When it comes to the Washington Ladyhawks 12U fastpitch team, there’s an unmistakable aura that surrounds the team.
It’s a we-don’t-care-who-you-are sort of attitude players have carried onto the field, owning any ballpark like it was their own. Kind of like what they did Friday in a friendly game against the Hawaii 12U state championship team.
“They definitely carry a swagger when they play,” Ladyhawk coach Angela Morgan said of her team. “It’s been that way since they won the state championship.”
It’s a championship swagger the Ladyhawks carry. That swagger was ratcheted up a notch June 25-26 when the team overcame a late-game deficit to defeat Northwest Speed, 8-7, in the championship game in the Tri-Cities.
It’s an attitude built from knowing that hard work can overcome the obstacles in the game, and that no deficit or opponent is too much for them to overcome.
Ever since that championship game, the Ladyhawks feel they can own any field they play on. Any place can feel as much like home as Emerald Ridge High does for them at practice.
So when they came to play Hawaii on Friday, it didn’t matter the game was at Husky Softball Stadium at the University of Washington.
Thinking about past legends that stood on that field, and with dreams of becoming a star, positive thoughts flashed through players’ minds as they squared off against Hawaii.
“Most fun I ever had, by far,” shortstop Brooke Richards said. “Just being with my team that I love, and getting the chance to stand where Ali Aguilar stood (was) definitely cool. When I’m 18 (years old), maybe I’m coming back here to play at that stadium.”
The Ladyhawks owned Husky Stadium as they hammered six triples against Hawaii, proving that no matter the venue, these girls come ready to play.
And that attitude is only going benefit them this week as they march into the ASA 2016 Western National Tournament. Another championship win here will propel the girls into the ASA-USA National Tournament in late August.
“We’ve never played a team from Hawaii, (but) going out there and beating them — just going out there and doing what Ladyhawks do best (that is) playing to our full potential,” pitcher Kamryn Hyland said. “Being up there and having people cheer for us, it was really cool.”
When they hit the fields this week, they will carry with them that unmistakable swagger.
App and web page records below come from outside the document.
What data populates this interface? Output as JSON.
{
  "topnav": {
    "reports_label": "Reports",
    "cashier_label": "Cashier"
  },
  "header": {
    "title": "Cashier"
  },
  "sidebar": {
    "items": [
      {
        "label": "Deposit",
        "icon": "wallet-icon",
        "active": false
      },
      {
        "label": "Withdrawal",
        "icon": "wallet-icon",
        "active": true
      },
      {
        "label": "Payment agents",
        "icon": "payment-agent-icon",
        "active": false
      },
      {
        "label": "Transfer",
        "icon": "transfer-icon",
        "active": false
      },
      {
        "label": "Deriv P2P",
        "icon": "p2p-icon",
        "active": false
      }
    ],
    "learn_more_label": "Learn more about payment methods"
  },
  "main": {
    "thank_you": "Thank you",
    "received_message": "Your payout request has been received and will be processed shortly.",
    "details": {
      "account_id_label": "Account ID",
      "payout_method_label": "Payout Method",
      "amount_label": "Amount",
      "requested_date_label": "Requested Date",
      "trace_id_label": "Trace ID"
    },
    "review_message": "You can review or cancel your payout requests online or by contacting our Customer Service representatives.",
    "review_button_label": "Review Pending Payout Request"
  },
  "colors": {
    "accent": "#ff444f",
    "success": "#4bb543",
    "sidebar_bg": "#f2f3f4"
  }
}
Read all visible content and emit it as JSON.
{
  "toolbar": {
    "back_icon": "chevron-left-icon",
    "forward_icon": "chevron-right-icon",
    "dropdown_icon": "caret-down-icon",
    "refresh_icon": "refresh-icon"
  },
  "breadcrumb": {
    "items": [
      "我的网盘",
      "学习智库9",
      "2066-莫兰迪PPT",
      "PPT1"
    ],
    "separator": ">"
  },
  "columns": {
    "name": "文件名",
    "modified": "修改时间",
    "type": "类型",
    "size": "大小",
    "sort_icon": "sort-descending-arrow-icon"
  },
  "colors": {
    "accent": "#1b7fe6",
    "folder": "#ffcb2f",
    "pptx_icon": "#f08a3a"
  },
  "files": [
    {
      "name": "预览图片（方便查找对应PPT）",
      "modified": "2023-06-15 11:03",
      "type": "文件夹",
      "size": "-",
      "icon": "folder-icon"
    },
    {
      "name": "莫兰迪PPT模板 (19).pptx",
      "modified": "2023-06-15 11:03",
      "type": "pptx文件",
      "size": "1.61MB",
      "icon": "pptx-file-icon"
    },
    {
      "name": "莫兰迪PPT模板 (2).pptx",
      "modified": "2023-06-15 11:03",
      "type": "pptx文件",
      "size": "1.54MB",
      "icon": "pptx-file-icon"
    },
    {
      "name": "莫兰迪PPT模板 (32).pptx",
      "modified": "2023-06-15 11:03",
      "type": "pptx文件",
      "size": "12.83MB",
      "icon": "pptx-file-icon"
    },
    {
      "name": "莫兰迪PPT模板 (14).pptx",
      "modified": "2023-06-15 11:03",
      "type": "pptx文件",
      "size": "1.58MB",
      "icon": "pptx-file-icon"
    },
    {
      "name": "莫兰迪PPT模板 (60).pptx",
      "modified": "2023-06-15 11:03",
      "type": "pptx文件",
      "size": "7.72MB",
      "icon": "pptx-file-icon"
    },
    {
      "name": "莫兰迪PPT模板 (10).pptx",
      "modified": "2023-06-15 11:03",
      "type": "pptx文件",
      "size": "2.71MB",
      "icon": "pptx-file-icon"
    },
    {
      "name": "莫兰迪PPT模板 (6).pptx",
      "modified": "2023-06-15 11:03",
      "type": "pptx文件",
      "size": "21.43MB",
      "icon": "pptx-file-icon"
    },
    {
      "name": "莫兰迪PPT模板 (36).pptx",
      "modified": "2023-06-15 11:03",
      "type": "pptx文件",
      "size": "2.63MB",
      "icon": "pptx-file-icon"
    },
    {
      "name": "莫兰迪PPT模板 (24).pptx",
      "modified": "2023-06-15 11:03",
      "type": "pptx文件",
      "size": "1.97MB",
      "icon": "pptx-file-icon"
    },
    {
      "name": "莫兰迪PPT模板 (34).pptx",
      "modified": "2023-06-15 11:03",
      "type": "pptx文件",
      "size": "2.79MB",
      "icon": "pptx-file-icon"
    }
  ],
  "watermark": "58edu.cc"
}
“With this group, they started out with a whole lot of (athleticism) and not a lot of softball experience,” Morgan said. “They’ve grown from a team in the fall to a group has come together as team.”